The internet and export marketing performance | The empirical link in ... www.emeraldinsight.com/doi/full/10.1108/13555850710738480?fullSc=1 This study seeks to examine the empirical link in export market ventures of the relationship between the internet (when it is used for communication, networking, market research, sales, image enhancement, cost reduction and competitive advantage purposes) and export marketing performance. The Influence of Internet-Marketing Integration on Marketing ... - jstor https://www.jstor.org/stable/25048870 by VK Prasad - 2001 - Cited by 314 - Related articles The Influence of Internet-Marketing. Integration on Marketing Competencies and Export Performance. ABSTRACT Internet technology is often considered to be fundamentally changing the business paradigm and increasingly integrated into the marketing function.
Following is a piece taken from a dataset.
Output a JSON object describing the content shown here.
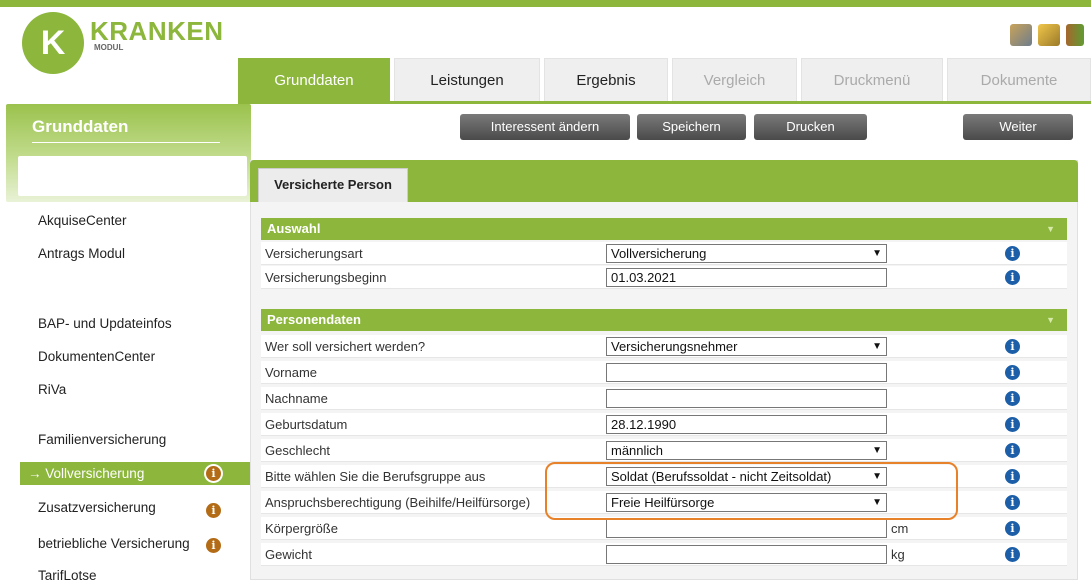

The authors offer a conceptual model linking market ... [PDF]Impact of Electronic Marketing on the Performance of Pistachio ... https://www.textroad.com/.../J.%20Basic.%20Appl.%20Sci.%20Res.,%203(6)211-217... export and companies can use it to improve their export performance in international and export markets. The present research was conducted to investigate the impact of e-marketing on export performance..3 dimensions were considered (using internet in activities related to customer, activities related to sales and ...